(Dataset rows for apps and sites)
--------------------------------------------------

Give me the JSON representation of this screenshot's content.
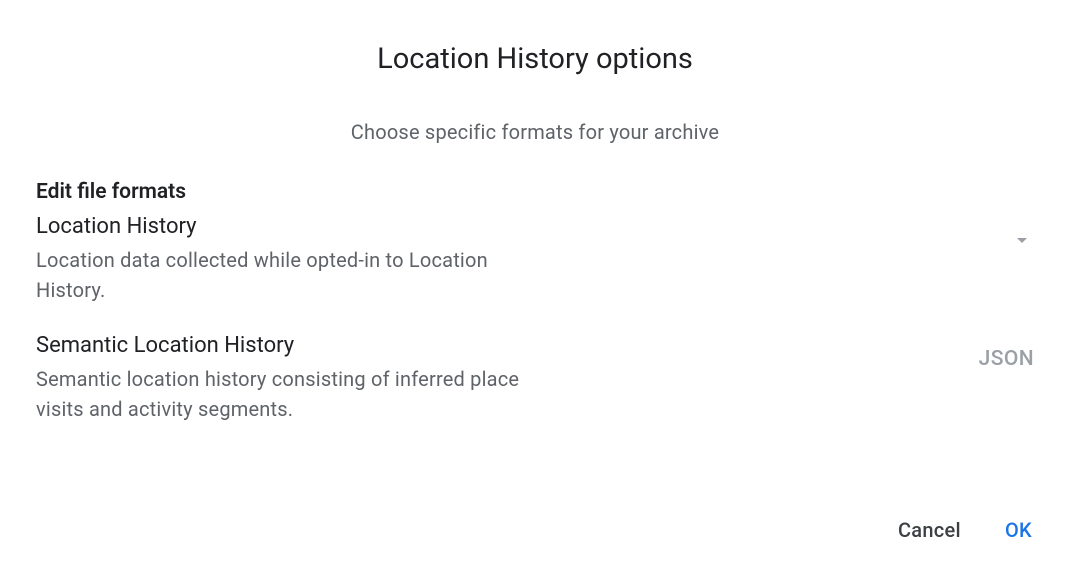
{
  "dialog": {
    "title": "Location History options",
    "subtitle": "Choose specific formats for your archive"
  },
  "section": {
    "header": "Edit file formats",
    "items": [
      {
        "title": "Location History",
        "description": "Location data collected while opted-in to Location History.",
        "value": ""
      },
      {
        "title": "Semantic Location History",
        "description": "Semantic location history consisting of inferred place visits and activity segments.",
        "value": "JSON"
      }
    ]
  },
  "actions": {
    "cancel": "Cancel",
    "ok": "OK"
  }
}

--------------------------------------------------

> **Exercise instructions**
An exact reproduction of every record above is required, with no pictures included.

> **Worked solution**
Give me the JSON representation of this screenshot's content.
{
  "dialog": {
    "title": "Location History options",
    "subtitle": "Choose specific formats for your archive"
  },
  "section": {
    "header": "Edit file formats",
    "items": [
      {
        "title": "Location History",
        "description": "Location data collected while opted-in to Location History.",
        "value": ""
      },
      {
        "title": "Semantic Location History",
        "description": "Semantic location history consisting of inferred place visits and activity segments.",
        "value": "JSON"
      }
    ]
  },
  "actions": {
    "cancel": "Cancel",
    "ok": "OK"
  }
}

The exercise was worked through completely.